(The input begins)

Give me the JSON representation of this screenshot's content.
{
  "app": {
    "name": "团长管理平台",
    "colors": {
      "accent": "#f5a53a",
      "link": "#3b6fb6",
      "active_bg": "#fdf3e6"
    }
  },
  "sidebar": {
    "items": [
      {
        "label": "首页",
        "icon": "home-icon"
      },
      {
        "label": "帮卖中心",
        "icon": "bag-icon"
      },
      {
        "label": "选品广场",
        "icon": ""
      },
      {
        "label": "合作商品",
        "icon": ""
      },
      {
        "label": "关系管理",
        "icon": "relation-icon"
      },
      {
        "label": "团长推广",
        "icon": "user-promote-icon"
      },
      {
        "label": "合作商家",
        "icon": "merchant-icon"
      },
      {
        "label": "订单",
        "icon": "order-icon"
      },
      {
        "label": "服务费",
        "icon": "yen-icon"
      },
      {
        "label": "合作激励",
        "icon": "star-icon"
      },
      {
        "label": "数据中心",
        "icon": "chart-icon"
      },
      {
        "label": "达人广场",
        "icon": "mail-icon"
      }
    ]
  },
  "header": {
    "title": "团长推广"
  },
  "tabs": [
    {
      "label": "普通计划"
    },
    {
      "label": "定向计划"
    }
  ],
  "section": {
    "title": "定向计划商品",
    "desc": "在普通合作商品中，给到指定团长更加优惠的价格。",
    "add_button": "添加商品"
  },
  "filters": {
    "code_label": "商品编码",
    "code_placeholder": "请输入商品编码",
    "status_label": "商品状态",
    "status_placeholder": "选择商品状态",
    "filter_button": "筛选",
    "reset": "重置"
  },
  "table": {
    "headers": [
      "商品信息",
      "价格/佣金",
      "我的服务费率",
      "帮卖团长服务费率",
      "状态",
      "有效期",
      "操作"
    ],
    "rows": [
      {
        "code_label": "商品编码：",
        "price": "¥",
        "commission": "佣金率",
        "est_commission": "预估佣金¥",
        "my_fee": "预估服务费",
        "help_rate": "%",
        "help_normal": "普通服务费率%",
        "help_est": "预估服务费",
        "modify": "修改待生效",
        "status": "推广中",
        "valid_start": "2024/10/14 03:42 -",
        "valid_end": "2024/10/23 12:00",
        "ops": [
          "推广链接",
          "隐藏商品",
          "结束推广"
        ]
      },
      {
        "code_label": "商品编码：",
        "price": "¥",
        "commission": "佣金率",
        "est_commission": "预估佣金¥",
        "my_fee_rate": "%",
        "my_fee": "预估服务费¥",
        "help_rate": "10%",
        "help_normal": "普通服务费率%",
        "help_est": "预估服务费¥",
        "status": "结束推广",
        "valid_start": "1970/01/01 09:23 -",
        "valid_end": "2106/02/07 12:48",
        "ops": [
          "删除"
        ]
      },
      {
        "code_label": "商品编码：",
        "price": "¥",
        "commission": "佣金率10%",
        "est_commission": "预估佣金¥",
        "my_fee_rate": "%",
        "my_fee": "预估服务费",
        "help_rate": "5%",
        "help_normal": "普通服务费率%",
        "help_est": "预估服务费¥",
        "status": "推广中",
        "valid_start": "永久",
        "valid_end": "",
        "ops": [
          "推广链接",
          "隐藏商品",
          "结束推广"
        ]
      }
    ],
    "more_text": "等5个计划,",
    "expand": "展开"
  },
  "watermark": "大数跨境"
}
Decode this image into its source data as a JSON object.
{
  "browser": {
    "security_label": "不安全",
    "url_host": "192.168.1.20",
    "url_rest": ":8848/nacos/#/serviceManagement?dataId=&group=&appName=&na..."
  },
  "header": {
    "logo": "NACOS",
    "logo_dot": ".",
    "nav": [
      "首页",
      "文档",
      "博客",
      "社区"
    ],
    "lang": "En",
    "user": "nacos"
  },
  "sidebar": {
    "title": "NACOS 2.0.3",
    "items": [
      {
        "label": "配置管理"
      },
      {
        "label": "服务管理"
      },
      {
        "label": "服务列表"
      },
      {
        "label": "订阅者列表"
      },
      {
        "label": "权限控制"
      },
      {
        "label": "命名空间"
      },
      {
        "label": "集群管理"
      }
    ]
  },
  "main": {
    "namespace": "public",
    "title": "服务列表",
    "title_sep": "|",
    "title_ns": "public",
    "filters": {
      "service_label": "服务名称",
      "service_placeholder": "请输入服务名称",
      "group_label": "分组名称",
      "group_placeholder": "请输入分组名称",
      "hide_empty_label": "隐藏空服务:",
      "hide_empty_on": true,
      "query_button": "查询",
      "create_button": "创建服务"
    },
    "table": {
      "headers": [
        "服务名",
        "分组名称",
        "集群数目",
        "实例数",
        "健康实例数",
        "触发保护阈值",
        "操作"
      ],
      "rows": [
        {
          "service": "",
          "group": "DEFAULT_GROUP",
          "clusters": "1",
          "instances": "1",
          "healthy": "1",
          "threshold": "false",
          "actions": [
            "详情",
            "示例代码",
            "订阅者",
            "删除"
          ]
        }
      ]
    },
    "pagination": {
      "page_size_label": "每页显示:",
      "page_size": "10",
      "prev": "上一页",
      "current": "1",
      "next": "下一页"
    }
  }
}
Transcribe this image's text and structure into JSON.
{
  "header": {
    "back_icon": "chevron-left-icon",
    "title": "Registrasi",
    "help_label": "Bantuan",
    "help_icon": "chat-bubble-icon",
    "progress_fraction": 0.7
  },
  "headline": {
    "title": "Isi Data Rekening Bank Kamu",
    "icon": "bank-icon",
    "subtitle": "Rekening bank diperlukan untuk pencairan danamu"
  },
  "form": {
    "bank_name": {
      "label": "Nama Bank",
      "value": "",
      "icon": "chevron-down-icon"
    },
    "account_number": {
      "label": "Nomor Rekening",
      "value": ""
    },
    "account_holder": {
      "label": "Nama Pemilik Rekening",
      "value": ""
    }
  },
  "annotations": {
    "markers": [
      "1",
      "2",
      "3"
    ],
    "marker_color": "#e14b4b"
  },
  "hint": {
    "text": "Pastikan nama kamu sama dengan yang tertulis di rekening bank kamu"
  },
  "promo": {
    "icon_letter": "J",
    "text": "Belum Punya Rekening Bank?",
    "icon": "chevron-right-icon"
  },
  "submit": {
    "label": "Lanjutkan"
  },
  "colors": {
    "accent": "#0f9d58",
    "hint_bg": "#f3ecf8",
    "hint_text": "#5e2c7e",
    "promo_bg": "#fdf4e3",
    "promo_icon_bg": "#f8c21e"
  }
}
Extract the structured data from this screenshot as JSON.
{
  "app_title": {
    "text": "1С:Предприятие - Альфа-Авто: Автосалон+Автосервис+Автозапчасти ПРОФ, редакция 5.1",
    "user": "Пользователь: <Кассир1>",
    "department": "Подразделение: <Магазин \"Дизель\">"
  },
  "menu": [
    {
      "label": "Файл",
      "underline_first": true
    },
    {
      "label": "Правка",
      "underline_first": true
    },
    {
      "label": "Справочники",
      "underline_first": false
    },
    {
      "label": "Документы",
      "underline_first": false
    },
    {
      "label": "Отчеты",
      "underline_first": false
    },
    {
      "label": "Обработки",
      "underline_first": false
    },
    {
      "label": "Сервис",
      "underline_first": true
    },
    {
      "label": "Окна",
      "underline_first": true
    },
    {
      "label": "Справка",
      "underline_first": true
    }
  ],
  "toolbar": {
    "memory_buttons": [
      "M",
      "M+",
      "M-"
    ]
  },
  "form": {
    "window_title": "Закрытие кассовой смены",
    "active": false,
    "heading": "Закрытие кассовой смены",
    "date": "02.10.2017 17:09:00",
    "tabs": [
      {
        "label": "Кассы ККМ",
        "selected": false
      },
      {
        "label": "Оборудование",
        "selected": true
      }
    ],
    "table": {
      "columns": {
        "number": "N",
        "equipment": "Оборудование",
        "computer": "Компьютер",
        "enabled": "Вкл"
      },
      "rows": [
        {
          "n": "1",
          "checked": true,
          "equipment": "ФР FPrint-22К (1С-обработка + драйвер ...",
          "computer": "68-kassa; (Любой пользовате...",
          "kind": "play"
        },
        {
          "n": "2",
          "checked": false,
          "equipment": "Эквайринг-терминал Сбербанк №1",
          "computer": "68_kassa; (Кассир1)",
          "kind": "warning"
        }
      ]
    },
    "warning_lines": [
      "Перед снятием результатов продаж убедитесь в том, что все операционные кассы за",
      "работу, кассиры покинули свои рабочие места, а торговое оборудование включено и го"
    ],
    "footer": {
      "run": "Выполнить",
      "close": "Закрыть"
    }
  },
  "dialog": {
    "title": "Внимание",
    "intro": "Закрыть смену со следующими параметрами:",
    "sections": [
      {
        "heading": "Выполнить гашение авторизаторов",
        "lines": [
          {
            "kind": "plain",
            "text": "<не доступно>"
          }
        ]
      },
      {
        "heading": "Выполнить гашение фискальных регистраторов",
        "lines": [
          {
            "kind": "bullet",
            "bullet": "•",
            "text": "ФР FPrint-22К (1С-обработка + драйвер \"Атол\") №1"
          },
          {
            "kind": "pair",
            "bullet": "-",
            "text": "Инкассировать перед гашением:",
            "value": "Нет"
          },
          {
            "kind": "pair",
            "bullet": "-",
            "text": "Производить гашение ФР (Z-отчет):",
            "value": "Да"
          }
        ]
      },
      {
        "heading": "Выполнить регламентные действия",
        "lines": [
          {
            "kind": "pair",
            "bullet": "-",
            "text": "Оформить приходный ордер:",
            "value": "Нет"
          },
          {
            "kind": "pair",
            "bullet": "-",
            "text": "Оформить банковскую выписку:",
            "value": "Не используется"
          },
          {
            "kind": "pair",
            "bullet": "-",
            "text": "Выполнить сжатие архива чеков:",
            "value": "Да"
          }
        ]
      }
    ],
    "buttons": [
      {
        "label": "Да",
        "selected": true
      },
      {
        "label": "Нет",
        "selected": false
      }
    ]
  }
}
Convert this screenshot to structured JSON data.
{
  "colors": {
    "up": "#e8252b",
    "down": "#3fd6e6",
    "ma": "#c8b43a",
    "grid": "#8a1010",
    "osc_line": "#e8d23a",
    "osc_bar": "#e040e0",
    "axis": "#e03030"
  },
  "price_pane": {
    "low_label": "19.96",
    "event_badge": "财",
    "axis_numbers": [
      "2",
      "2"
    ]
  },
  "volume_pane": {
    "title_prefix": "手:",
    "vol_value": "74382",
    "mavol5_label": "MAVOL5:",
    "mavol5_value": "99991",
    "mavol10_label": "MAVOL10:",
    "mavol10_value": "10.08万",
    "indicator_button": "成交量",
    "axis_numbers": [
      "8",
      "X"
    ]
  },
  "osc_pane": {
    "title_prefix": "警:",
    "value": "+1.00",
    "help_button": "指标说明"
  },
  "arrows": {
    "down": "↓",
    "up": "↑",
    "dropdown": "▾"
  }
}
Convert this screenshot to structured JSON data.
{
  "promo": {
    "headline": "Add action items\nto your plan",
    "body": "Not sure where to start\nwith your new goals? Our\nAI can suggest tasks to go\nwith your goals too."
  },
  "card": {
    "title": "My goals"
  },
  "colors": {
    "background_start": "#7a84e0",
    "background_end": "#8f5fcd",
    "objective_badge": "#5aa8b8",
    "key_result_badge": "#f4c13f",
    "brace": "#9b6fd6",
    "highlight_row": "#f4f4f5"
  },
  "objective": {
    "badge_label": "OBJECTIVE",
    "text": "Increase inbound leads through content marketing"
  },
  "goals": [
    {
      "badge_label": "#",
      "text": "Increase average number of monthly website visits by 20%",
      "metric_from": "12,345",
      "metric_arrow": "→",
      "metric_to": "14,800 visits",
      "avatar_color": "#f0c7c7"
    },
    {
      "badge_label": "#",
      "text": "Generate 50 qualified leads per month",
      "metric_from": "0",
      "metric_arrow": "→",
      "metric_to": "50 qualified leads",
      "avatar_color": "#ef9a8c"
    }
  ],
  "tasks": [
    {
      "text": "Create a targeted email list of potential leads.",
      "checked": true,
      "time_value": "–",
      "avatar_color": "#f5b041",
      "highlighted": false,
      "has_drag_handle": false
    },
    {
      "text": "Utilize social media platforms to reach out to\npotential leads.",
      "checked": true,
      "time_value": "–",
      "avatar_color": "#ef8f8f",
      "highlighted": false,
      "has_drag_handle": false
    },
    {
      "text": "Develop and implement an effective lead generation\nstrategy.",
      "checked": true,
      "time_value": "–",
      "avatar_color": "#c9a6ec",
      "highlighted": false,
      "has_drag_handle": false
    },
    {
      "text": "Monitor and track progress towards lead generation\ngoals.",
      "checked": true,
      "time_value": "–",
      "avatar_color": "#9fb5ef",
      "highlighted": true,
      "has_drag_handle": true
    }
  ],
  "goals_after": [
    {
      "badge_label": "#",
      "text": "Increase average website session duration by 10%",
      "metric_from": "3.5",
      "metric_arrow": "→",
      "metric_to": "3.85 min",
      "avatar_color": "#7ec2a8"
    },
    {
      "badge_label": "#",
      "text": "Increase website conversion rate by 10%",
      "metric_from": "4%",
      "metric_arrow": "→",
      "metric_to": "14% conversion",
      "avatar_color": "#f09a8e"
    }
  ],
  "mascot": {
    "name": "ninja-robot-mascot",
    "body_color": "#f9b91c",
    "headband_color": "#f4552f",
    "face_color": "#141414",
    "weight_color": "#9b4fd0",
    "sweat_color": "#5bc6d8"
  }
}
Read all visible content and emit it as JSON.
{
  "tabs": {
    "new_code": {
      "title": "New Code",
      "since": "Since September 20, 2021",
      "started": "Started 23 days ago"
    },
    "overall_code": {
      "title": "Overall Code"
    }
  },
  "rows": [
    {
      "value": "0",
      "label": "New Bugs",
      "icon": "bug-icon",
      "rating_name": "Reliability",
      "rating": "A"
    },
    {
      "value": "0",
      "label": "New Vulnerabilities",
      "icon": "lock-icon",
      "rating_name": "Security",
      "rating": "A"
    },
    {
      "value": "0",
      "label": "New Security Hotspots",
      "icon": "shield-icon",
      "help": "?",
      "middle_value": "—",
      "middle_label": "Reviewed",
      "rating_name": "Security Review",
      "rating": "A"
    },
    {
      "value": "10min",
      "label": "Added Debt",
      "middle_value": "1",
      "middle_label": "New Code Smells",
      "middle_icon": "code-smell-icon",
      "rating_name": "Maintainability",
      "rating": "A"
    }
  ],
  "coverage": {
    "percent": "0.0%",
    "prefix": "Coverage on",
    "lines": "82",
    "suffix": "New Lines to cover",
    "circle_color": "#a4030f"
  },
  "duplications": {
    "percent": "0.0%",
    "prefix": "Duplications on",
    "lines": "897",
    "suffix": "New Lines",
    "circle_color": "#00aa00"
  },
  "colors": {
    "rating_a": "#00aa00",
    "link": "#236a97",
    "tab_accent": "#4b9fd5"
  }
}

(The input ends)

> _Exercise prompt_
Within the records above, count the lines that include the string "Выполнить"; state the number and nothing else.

> _Response below_
5